◆ PROBLEM REQUIREMENTS
Without any images, write the data out exactly as it appears.

[Data about app and page elements]
---------------
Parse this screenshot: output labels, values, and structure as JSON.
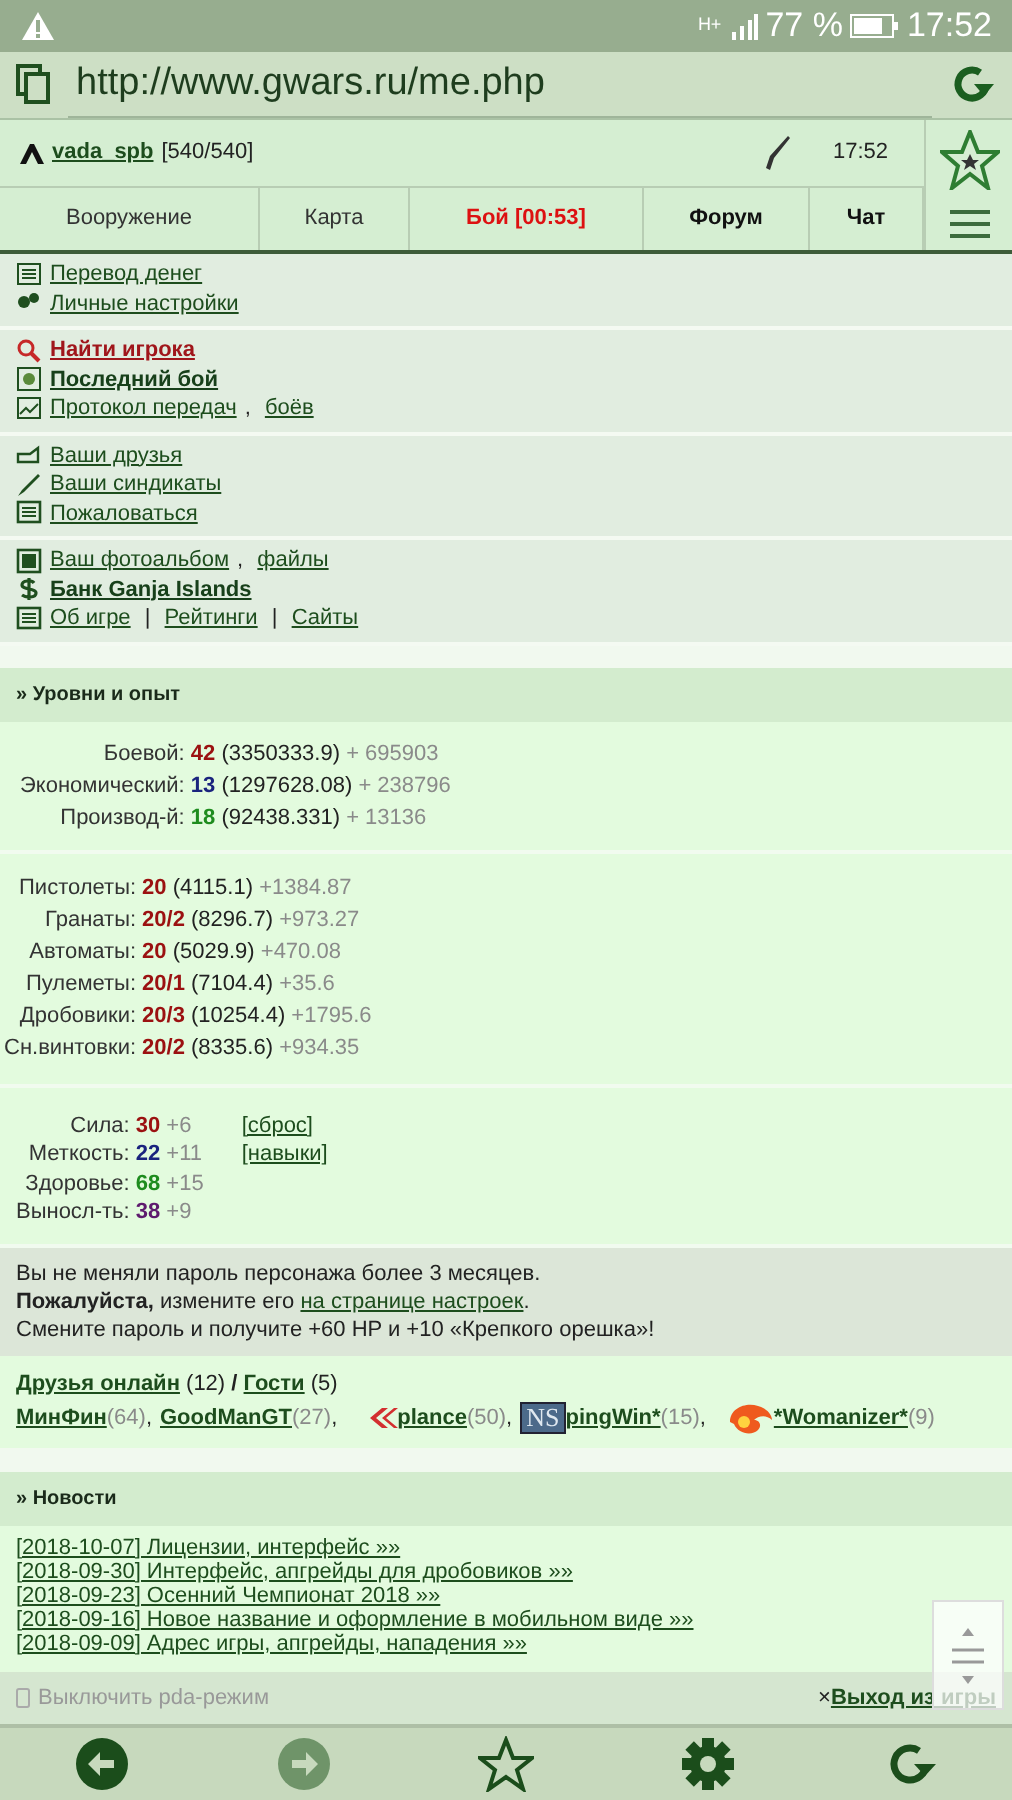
{
  "status_bar": {
    "network": "H+",
    "battery": "77 %",
    "time": "17:52"
  },
  "address_bar": {
    "url": "http://www.gwars.ru/me.php"
  },
  "header": {
    "user": "vada_spb",
    "hp": "[540/540]",
    "time": "17:52"
  },
  "nav_tabs": [
    {
      "label": "Вооружение",
      "kind": "plain"
    },
    {
      "label": "Карта",
      "kind": "plain"
    },
    {
      "label": "Бой [00:53]",
      "kind": "alert"
    },
    {
      "label": "Форум",
      "kind": "bold"
    },
    {
      "label": "Чат",
      "kind": "bold"
    }
  ],
  "menu_groups": [
    [
      {
        "kind": "plain",
        "links": [
          "Перевод денег"
        ]
      },
      {
        "kind": "plain",
        "links": [
          "Личные настройки"
        ]
      }
    ],
    [
      {
        "kind": "alert",
        "links": [
          "Найти игрока"
        ]
      },
      {
        "kind": "bold",
        "links": [
          "Последний бой"
        ]
      },
      {
        "kind": "plain",
        "links": [
          "Протокол передач",
          "боёв"
        ],
        "separator": ", "
      }
    ],
    [
      {
        "kind": "plain",
        "links": [
          "Ваши друзья"
        ]
      },
      {
        "kind": "plain",
        "links": [
          "Ваши синдикаты"
        ]
      },
      {
        "kind": "plain",
        "links": [
          "Пожаловаться"
        ]
      }
    ],
    [
      {
        "kind": "plain",
        "links": [
          "Ваш фотоальбом",
          "файлы"
        ],
        "separator": ", "
      },
      {
        "kind": "bold",
        "links": [
          "Банк Ganja Islands"
        ]
      },
      {
        "kind": "plain",
        "links": [
          "Об игре",
          "Рейтинги",
          "Сайты"
        ],
        "separator": " | "
      }
    ]
  ],
  "levels": {
    "title": "» Уровни и опыт",
    "experience": [
      {
        "label": "Боевой:",
        "value": "42",
        "color": "#9b1111",
        "total": "(3350333.9)",
        "gain": "+ 695903"
      },
      {
        "label": "Экономический:",
        "value": "13",
        "color": "#1a237e",
        "total": "(1297628.08)",
        "gain": "+ 238796"
      },
      {
        "label": "Производ-й:",
        "value": "18",
        "color": "#1e8c1e",
        "total": "(92438.331)",
        "gain": "+ 13136"
      }
    ],
    "weapons": [
      {
        "label": "Пистолеты:",
        "value": "20",
        "total": "(4115.1)",
        "gain": "+1384.87"
      },
      {
        "label": "Гранаты:",
        "value": "20/2",
        "total": "(8296.7)",
        "gain": "+973.27"
      },
      {
        "label": "Автоматы:",
        "value": "20",
        "total": "(5029.9)",
        "gain": "+470.08"
      },
      {
        "label": "Пулеметы:",
        "value": "20/1",
        "total": "(7104.4)",
        "gain": "+35.6"
      },
      {
        "label": "Дробовики:",
        "value": "20/3",
        "total": "(10254.4)",
        "gain": "+1795.6"
      },
      {
        "label": "Сн.винтовки:",
        "value": "20/2",
        "total": "(8335.6)",
        "gain": "+934.35"
      }
    ],
    "stats": [
      {
        "label": "Сила:",
        "value": "30",
        "color": "#9b1111",
        "gain": "+6",
        "link": "[сброс]"
      },
      {
        "label": "Меткость:",
        "value": "22",
        "color": "#1a237e",
        "gain": "+11",
        "link": "[навыки]"
      },
      {
        "label": "Здоровье:",
        "value": "68",
        "color": "#1e8c1e",
        "gain": "+15"
      },
      {
        "label": "Выносл-ть:",
        "value": "38",
        "color": "#5e1a6e",
        "gain": "+9"
      }
    ]
  },
  "notice": [
    {
      "text": "Вы не меняли пароль персонажа более 3 месяцев."
    },
    {
      "text": "**Пожалуйста,** измените его ",
      "link": "на странице настроек",
      "after": "."
    },
    {
      "text": "Смените пароль и получите +60 HP и +10 «Крепкого орешка»!"
    }
  ],
  "friends_online": {
    "friends_link": "Друзья онлайн",
    "friends_count": "(12)",
    "divider": "/",
    "guests_link": "Гости",
    "guests_count": "(5)",
    "separator": ",",
    "people": [
      {
        "name": "МинФин",
        "level": "(64)"
      },
      {
        "name": "GoodManGT",
        "level": "(27)"
      },
      {
        "name": "plance",
        "level": "(50)",
        "clan": {
          "kind": "arrows"
        }
      },
      {
        "name": "pingWin*",
        "level": "(15)",
        "clan": {
          "kind": "plate",
          "text": "NS"
        }
      },
      {
        "name": "*Womanizer*",
        "level": "(9)",
        "clan": {
          "kind": "flame"
        }
      }
    ]
  },
  "news": {
    "title": "» Новости",
    "items": [
      "[2018-10-07] Лицензии, интерфейс »»",
      "[2018-09-30] Интерфейс, апгрейды для дробовиков »»",
      "[2018-09-23] Осенний Чемпионат 2018 »»",
      "[2018-09-16] Новое название и оформление в мобильном виде »»",
      "[2018-09-09] Адрес игры, апгрейды, нападения »»"
    ]
  },
  "footer": {
    "pda_toggle": "Выключить pda-режим",
    "exit_mark": "×",
    "exit_link": "Выход из игры"
  }
}
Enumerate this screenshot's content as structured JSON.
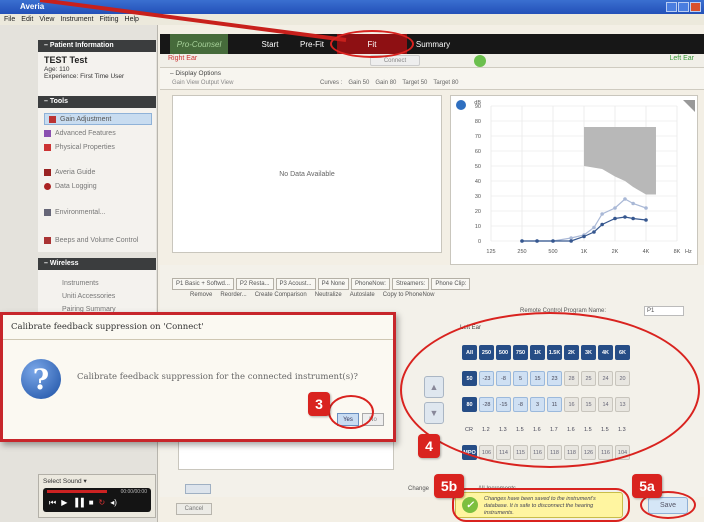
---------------
◆ SOLUTION BELOW
Parse this screenshot: output labels, values, and structure as JSON.
{
  "status_bar": {
    "network": "H+",
    "battery": "77 %",
    "time": "17:52"
  },
  "address_bar": {
    "url": "http://www.gwars.ru/me.php"
  },
  "header": {
    "user": "vada_spb",
    "hp": "[540/540]",
    "time": "17:52"
  },
  "nav_tabs": [
    {
      "label": "Вооружение",
      "kind": "plain"
    },
    {
      "label": "Карта",
      "kind": "plain"
    },
    {
      "label": "Бой [00:53]",
      "kind": "alert"
    },
    {
      "label": "Форум",
      "kind": "bold"
    },
    {
      "label": "Чат",
      "kind": "bold"
    }
  ],
  "menu_groups": [
    [
      {
        "kind": "plain",
        "links": [
          "Перевод денег"
        ]
      },
      {
        "kind": "plain",
        "links": [
          "Личные настройки"
        ]
      }
    ],
    [
      {
        "kind": "alert",
        "links": [
          "Найти игрока"
        ]
      },
      {
        "kind": "bold",
        "links": [
          "Последний бой"
        ]
      },
      {
        "kind": "plain",
        "links": [
          "Протокол передач",
          "боёв"
        ],
        "separator": ", "
      }
    ],
    [
      {
        "kind": "plain",
        "links": [
          "Ваши друзья"
        ]
      },
      {
        "kind": "plain",
        "links": [
          "Ваши синдикаты"
        ]
      },
      {
        "kind": "plain",
        "links": [
          "Пожаловаться"
        ]
      }
    ],
    [
      {
        "kind": "plain",
        "links": [
          "Ваш фотоальбом",
          "файлы"
        ],
        "separator": ", "
      },
      {
        "kind": "bold",
        "links": [
          "Банк Ganja Islands"
        ]
      },
      {
        "kind": "plain",
        "links": [
          "Об игре",
          "Рейтинги",
          "Сайты"
        ],
        "separator": " | "
      }
    ]
  ],
  "levels": {
    "title": "» Уровни и опыт",
    "experience": [
      {
        "label": "Боевой:",
        "value": "42",
        "color": "#9b1111",
        "total": "(3350333.9)",
        "gain": "+ 695903"
      },
      {
        "label": "Экономический:",
        "value": "13",
        "color": "#1a237e",
        "total": "(1297628.08)",
        "gain": "+ 238796"
      },
      {
        "label": "Производ-й:",
        "value": "18",
        "color": "#1e8c1e",
        "total": "(92438.331)",
        "gain": "+ 13136"
      }
    ],
    "weapons": [
      {
        "label": "Пистолеты:",
        "value": "20",
        "total": "(4115.1)",
        "gain": "+1384.87"
      },
      {
        "label": "Гранаты:",
        "value": "20/2",
        "total": "(8296.7)",
        "gain": "+973.27"
      },
      {
        "label": "Автоматы:",
        "value": "20",
        "total": "(5029.9)",
        "gain": "+470.08"
      },
      {
        "label": "Пулеметы:",
        "value": "20/1",
        "total": "(7104.4)",
        "gain": "+35.6"
      },
      {
        "label": "Дробовики:",
        "value": "20/3",
        "total": "(10254.4)",
        "gain": "+1795.6"
      },
      {
        "label": "Сн.винтовки:",
        "value": "20/2",
        "total": "(8335.6)",
        "gain": "+934.35"
      }
    ],
    "stats": [
      {
        "label": "Сила:",
        "value": "30",
        "color": "#9b1111",
        "gain": "+6",
        "link": "[сброс]"
      },
      {
        "label": "Меткость:",
        "value": "22",
        "color": "#1a237e",
        "gain": "+11",
        "link": "[навыки]"
      },
      {
        "label": "Здоровье:",
        "value": "68",
        "color": "#1e8c1e",
        "gain": "+15"
      },
      {
        "label": "Выносл-ть:",
        "value": "38",
        "color": "#5e1a6e",
        "gain": "+9"
      }
    ]
  },
  "notice": [
    {
      "text": "Вы не меняли пароль персонажа более 3 месяцев."
    },
    {
      "text": "**Пожалуйста,** измените его ",
      "link": "на странице настроек",
      "after": "."
    },
    {
      "text": "Смените пароль и получите +60 HP и +10 «Крепкого орешка»!"
    }
  ],
  "friends_online": {
    "friends_link": "Друзья онлайн",
    "friends_count": "(12)",
    "divider": "/",
    "guests_link": "Гости",
    "guests_count": "(5)",
    "separator": ",",
    "people": [
      {
        "name": "МинФин",
        "level": "(64)"
      },
      {
        "name": "GoodManGT",
        "level": "(27)"
      },
      {
        "name": "plance",
        "level": "(50)",
        "clan": {
          "kind": "arrows"
        }
      },
      {
        "name": "pingWin*",
        "level": "(15)",
        "clan": {
          "kind": "plate",
          "text": "NS"
        }
      },
      {
        "name": "*Womanizer*",
        "level": "(9)",
        "clan": {
          "kind": "flame"
        }
      }
    ]
  },
  "news": {
    "title": "» Новости",
    "items": [
      "[2018-10-07] Лицензии, интерфейс »»",
      "[2018-09-30] Интерфейс, апгрейды для дробовиков »»",
      "[2018-09-23] Осенний Чемпионат 2018 »»",
      "[2018-09-16] Новое название и оформление в мобильном виде »»",
      "[2018-09-09] Адрес игры, апгрейды, нападения »»"
    ]
  },
  "footer": {
    "pda_toggle": "Выключить pda-режим",
    "exit_mark": "×",
    "exit_link": "Выход из игры"
  }
}
Enumerate this screenshot's content as structured JSON.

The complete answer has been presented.